|Nutritional Guidelines (per serving)|
|Servings: 6 to 8|
|Amount per serving|
|% Daily Value*|
|Total Fat 16g||20%|
|Saturated Fat 7g||36%|
|Total Carbohydrate 26g||9%|
|Dietary Fiber 2g||8%|
|*The % Daily Value (DV) tells you how much a nutrient in a food serving contributes to a daily diet. 2,000 calories a day is used for general nutrition advice.|
Nothing seems quite so summery as peach cobbler. The sweet juiciness of a perfectly ripe peach tastes like a mouthful of sunshine. With this recipe, you can use thawed frozen peaches in place of fresh ones, allowing you to enjoy this seasonal treat all year long. Feel free to vary the amount of sugar to suit your own preference.
Yellow peaches make the most flavorful peach cobbler, and Freestone and Semifreestone peaches are best for baking. Some of the sweetest peach varieties include Elberta, Redhaven, and Red Globe. Sweet white peaches, while a bit milder, may be used as well. When shopping for peaches, make sure they are free from bruises and damage. If they are very fragrant, the peaches are probably over-ripe.
- For the Filling:
- 5 to 6 large peaches (about 4 cups when sliced), peeled, if desired
- 3 tablespoons sugar
- 1/2 teaspoon cinnamon
- 1 tablespoon lemon juice
- For the Top Crust:
- 2 cups all-purpose flour
- 2 1/2 teaspoons baking powder
- 1/2 teaspoon salt
- 1 1/2 tablespoons sugar
- 1/4 cup shortening (cold)
- 1/4 cup butter (cold)
- 3/4 cup milk
- Optional: 1 egg white whisked with 1 tablespoon of water
- Optional: cinnamon sugar
Note: while there are multiple steps to this recipe, this dish is broken down into workable categories to help you better plan for preparation and cooking
Prepare the Filling
Gather the ingredients.
Heat the oven to 450 F. Butter an 11 by 7-inch baking pan or 9-inch-square baking dish.
Slice the peaches and discard the pits. Toss the peach slices with 3 tablespoons of sugar, the cinnamon, and the lemon juice; set them aside.
Make the Crust and Assemble the Cobbler
Gather the ingredients.
In a medium bowl, combine the flour, baking powder, salt, and 1 1/2 tablespoons of sugar. Cut in the shortening and butter until well combined. The mixture should resemble a coarse meal.
Add the milk and mix just until the dough holds together.
Put the peaches in the prepared baking dish. Roll the dough out just a little bigger than the baking dish. Fold it in half or quarters to make it easier to transfer to the baking dish; place it on top of the peaches on one end of the baking dish and unfold it to cover the other end. Crimp the edges around the baking dish, then prick the dough several times with a fork.

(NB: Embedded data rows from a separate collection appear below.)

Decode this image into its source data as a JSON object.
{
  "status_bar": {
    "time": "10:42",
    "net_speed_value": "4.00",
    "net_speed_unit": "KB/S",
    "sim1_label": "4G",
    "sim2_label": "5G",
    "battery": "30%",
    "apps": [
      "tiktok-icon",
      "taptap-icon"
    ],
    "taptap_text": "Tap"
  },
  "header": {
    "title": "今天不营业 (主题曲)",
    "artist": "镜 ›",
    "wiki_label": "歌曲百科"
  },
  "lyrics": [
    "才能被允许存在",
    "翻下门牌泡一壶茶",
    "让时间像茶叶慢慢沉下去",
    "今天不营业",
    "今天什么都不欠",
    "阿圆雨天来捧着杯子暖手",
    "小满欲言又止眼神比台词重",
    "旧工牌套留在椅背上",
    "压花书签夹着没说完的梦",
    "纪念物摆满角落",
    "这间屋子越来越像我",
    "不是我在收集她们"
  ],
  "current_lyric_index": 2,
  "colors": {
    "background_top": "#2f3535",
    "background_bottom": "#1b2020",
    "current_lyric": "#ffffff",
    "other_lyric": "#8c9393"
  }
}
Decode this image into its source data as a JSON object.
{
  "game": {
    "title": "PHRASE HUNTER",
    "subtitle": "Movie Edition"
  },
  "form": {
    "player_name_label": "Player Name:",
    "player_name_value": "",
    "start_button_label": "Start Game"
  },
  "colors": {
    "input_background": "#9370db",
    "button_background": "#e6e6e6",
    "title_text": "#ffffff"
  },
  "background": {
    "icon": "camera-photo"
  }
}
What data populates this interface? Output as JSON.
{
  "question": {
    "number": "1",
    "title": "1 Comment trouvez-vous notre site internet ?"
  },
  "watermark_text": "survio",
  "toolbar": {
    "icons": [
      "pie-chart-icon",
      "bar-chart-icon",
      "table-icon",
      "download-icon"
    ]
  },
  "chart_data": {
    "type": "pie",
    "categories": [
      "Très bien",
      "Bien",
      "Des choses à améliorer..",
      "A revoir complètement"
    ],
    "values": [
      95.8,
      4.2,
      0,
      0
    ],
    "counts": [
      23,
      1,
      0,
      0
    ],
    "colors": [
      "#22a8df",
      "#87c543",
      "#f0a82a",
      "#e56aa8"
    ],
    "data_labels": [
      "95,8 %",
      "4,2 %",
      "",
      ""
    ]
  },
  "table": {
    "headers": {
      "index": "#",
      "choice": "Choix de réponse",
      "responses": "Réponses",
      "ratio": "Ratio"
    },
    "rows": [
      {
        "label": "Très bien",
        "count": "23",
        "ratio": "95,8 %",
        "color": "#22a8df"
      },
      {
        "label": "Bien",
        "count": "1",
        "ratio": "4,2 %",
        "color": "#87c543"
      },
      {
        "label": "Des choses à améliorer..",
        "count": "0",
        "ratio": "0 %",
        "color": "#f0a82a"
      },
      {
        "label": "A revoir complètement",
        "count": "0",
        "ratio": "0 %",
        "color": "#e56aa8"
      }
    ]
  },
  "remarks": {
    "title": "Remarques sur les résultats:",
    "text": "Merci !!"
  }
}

Brush the top with the egg wash then sprinkle it lightly with cinnamon sugar.
Put the cobbler in the oven on the center rack. Put a baking sheet on the bottom rack underneath it to catch any drips.
Bake the cobbler for 10 minutes at 450 F. Reduce heat to 350 F and bake the cobbler for about 25 to 30 minutes longer, until it turns nicely browned and bubbly.
Serve with a scoop of ice cream if you'd like.
What's the Difference Between a Cobbler and a Crisp?
Cobblers and crisps have the fruit filling in common, but the toppings are different. A crisp is baked with a crunchy crumb topping, while a cobbler is topped with a biscuit dough, or in some cases, a cake-like topping.
For an attractive finish to your cobbler, brush the crust with the optional egg wash and then sprinkle it with a little cinnamon sugar before you put it into the oven to bake. Serve the cobbler warm with the contrasting coolness of vanilla ice cream or whipped topping.
How Do You Peel Peaches Quickly?
Peach skins soften when baked, so it's fine to leave them unpeeled for pies and cobblers. If you prefer peeled peaches, here's how to peel them quickly and easily: Bring a large pot of water to a boil. Drop the peaches in and let them boil for about 15 seconds, or until the skin begins to split. Remove the peaches to ice water. Peel with a small, sharp knife.
How to Store
- Refrigerate leftover peach cobbler well wrapped or in an airtight container for up to 3 to 4 days.
- Mix other stone fruits such as cherries, apricots, or plums with the peaches, adjusting the ratio to stay at a total of 4 cups of fruit.
- Add blueberries, which pair particularly well with peaches.
- Instead of peaches, make the cobbler with nectarines.
- Get creative and top each serving with a swirl of raspberry sauce for a peach melba cobbler or add a drizzle of Sriracha or your other favorite hot sauce for a surprising bite of spice.